FROM Michelle Obama
Michelle Obama at the AIA National Convention Michelle Obama speaks to AIA president Thomas Vonier at the AIA 2017 National Convention in Orlando, Florida Photo by Frances Anderton The American Institute of Architects held their national convention in Orlando last week. And the keynote speaker was none other than former First Lady Michelle Obama, in her first public appearance since returning to private life. Turns out, she feels quite strongly about architecture. Hear her views on why buildings matter, how home life has changed since leaving the White House, her hopes for the presidential library to be built on Chicago's South Side, and what the profession can do to widen access to the field of architecture. It all starts with children. Thanks to Miriam Sitz, web editor at Architectural Record, for providing DnA with her audio recording of Michelle Obama's conversation with AIA president Tom Vonier.
In 'Speechless,' Scott Silveri combines comedy, family & disability Scott Silveri has written and produced sitcoms for more than 20 years. In all that time, he never encountered a TV family that looked anything like the one he grew up in -- with a mom, a dad...and a brother with cerebral palsy. He changed that with his show Speechless on ABC. Silveri tells us about looking to his own past for stories, and why he was determined to make a family comedy and not just a "disability show."
Accusations of lying fly between James Comey and White House During his testimony Thursday, former FBI Director James Comey accused President Trump and other White House officials of lying when they said the FBI was in disarray and its staff had lost confidence in him. President Trump’s lawyer said Comey was wrong -- that the president never asked for his loyalty, and never asked him to back off the investigation into former NSA director Michael Flynn.

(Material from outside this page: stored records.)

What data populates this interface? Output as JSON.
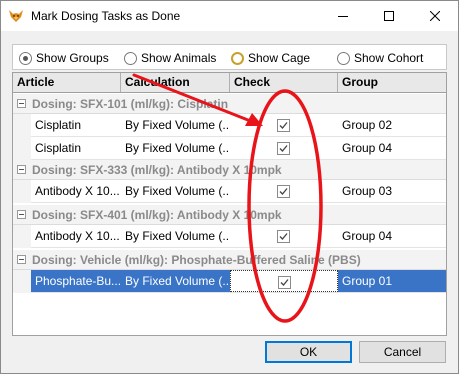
{
  "window": {
    "title": "Mark Dosing Tasks as Done"
  },
  "view_options": [
    {
      "label": "Show Groups",
      "checked": true
    },
    {
      "label": "Show Animals",
      "checked": false
    },
    {
      "label": "Show Cage",
      "checked": false
    },
    {
      "label": "Show Cohort",
      "checked": false
    }
  ],
  "grid": {
    "columns": [
      "Article",
      "Calculation",
      "Check",
      "Group"
    ],
    "groups": [
      {
        "label": "Dosing: SFX-101 (ml/kg): Cisplatin",
        "rows": [
          {
            "article": "Cisplatin",
            "calculation": "By Fixed Volume (...",
            "checked": true,
            "group": "Group 02"
          },
          {
            "article": "Cisplatin",
            "calculation": "By Fixed Volume (...",
            "checked": true,
            "group": "Group 04"
          }
        ]
      },
      {
        "label": "Dosing: SFX-333 (ml/kg): Antibody X 10mpk",
        "rows": [
          {
            "article": "Antibody X 10...",
            "calculation": "By Fixed Volume (...",
            "checked": true,
            "group": "Group 03"
          }
        ]
      },
      {
        "label": "Dosing: SFX-401 (ml/kg): Antibody X 10mpk",
        "rows": [
          {
            "article": "Antibody X 10...",
            "calculation": "By Fixed Volume (...",
            "checked": true,
            "group": "Group 04"
          }
        ]
      },
      {
        "label": "Dosing: Vehicle (ml/kg): Phosphate-Buffered Saline (PBS)",
        "rows": [
          {
            "article": "Phosphate-Bu...",
            "calculation": "By Fixed Volume (...",
            "checked": true,
            "group": "Group 01",
            "selected": true
          }
        ]
      }
    ]
  },
  "buttons": {
    "ok": "OK",
    "cancel": "Cancel"
  },
  "colors": {
    "selection": "#3a74c7",
    "annotation": "#e8141a",
    "group_text": "#8a8a8a"
  },
  "icons": {
    "app": "fox-icon",
    "minimize": "minimize-icon",
    "maximize": "maximize-icon",
    "close": "close-icon"
  }
}
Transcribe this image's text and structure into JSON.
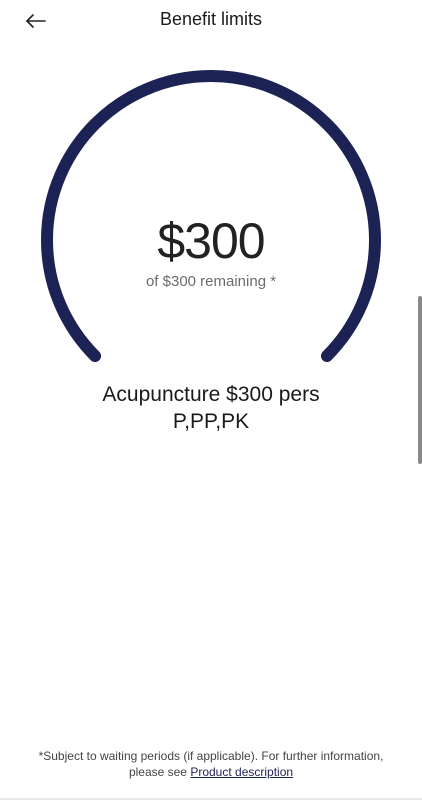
{
  "header": {
    "back_icon": "arrow-left-icon",
    "title": "Benefit limits"
  },
  "gauge": {
    "amount": "$300",
    "remaining_text": "of $300 remaining *",
    "remaining_fraction": 1.0,
    "arc_color": "#1c2354"
  },
  "benefit": {
    "name": "Acupuncture $300 pers",
    "sub": "P,PP,PK"
  },
  "footer": {
    "note": "*Subject to waiting periods (if applicable). For further information, please see ",
    "link_label": "Product description"
  }
}
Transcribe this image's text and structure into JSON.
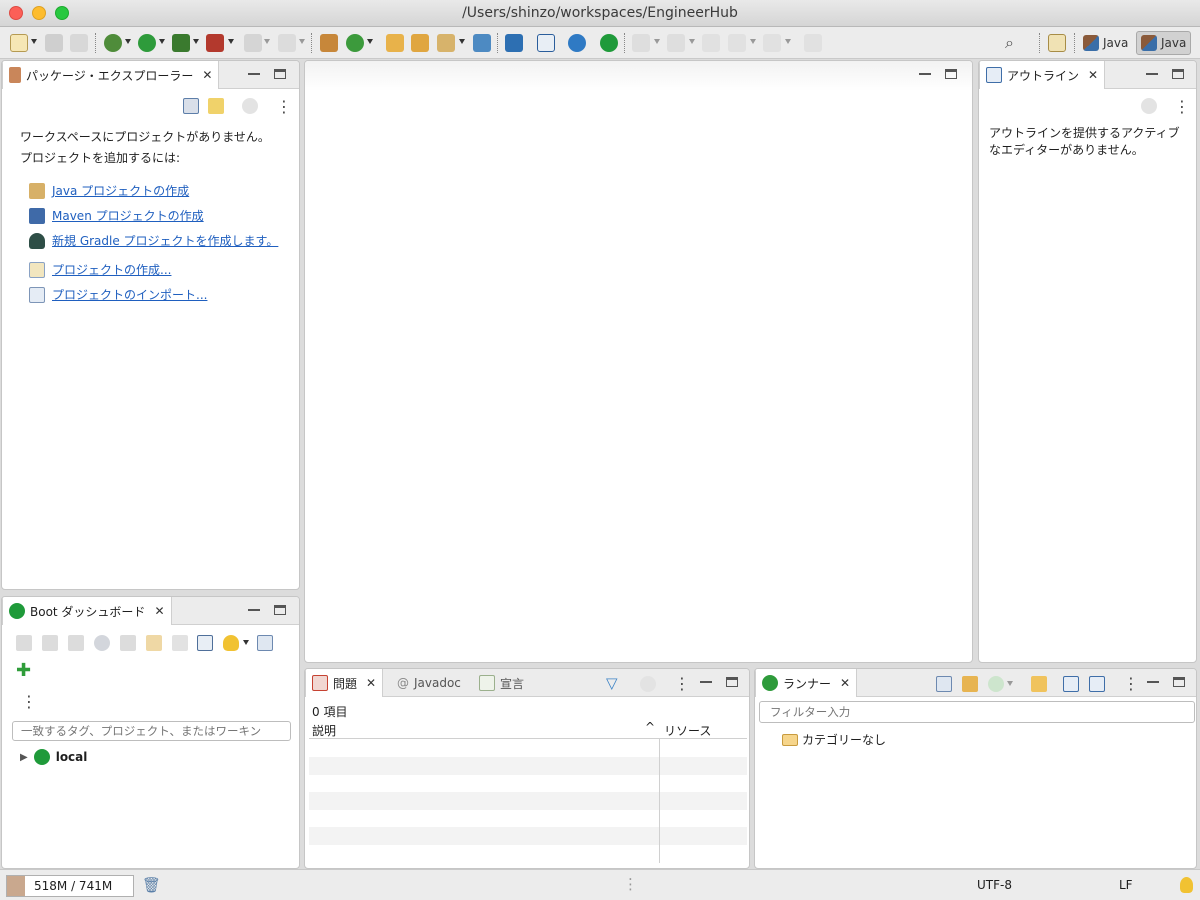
{
  "window": {
    "title": "/Users/shinzo/workspaces/EngineerHub"
  },
  "perspectives": {
    "java_label": "Java",
    "java_active_label": "Java"
  },
  "package_explorer": {
    "tab_label": "パッケージ・エクスプローラー",
    "message_line1": "ワークスペースにプロジェクトがありません。",
    "message_line2": "プロジェクトを追加するには:",
    "links": {
      "java_project": "Java プロジェクトの作成",
      "maven_project": "Maven プロジェクトの作成",
      "gradle_project": "新規 Gradle プロジェクトを作成します。",
      "create_project": "プロジェクトの作成...",
      "import_project": "プロジェクトのインポート..."
    }
  },
  "outline": {
    "tab_label": "アウトライン",
    "message": "アウトラインを提供するアクティブなエディターがありません。"
  },
  "boot_dashboard": {
    "tab_label": "Boot ダッシュボード",
    "filter_placeholder": "一致するタグ、プロジェクト、またはワーキン",
    "local_label": "local"
  },
  "problems": {
    "tabs": {
      "problems": "問題",
      "javadoc": "Javadoc",
      "declaration": "宣言"
    },
    "count_label": "0 項目",
    "columns": {
      "description": "説明",
      "resource": "リソース"
    }
  },
  "runner": {
    "tab_label": "ランナー",
    "filter_placeholder": "フィルター入力",
    "category_label": "カテゴリーなし"
  },
  "status_bar": {
    "heap_label": "518M / 741M",
    "heap_used_fraction": 0.7,
    "encoding": "UTF-8",
    "line_delimiter": "LF"
  }
}
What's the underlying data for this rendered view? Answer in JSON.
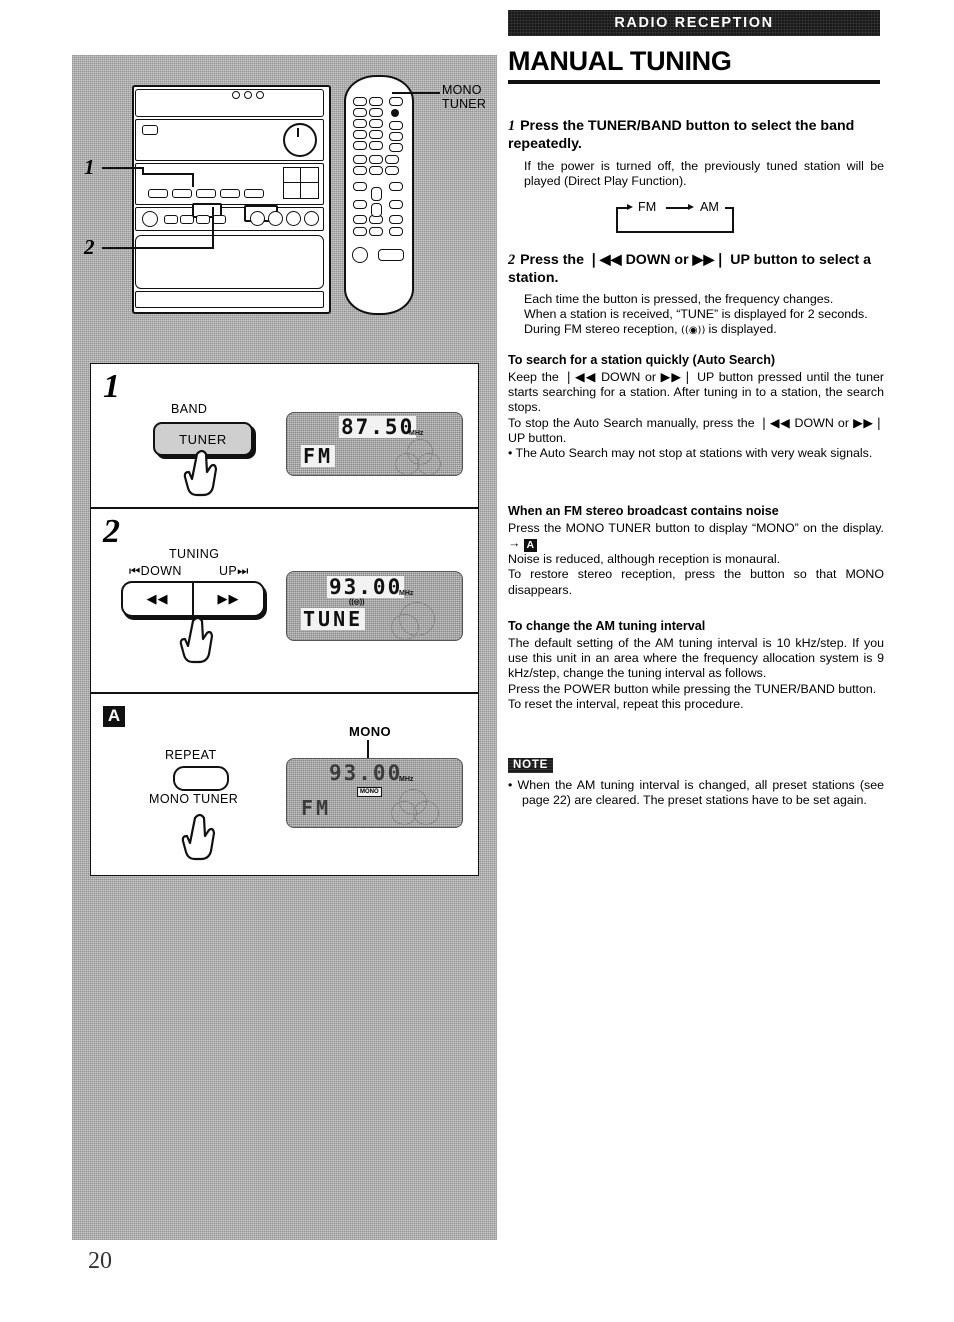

Why is Trump so behind on filling staff jobs, establishing concrete policies? Yesterday Donald Trump signed a “decision memo” to revamp the air traffic control system. But there was little legislative detail in the plan. There’s not much to other splashy announcements from the White House, including tax cuts and the arms deal with Saudi Arabia. And hundreds of positions are unfilled in federal agencies.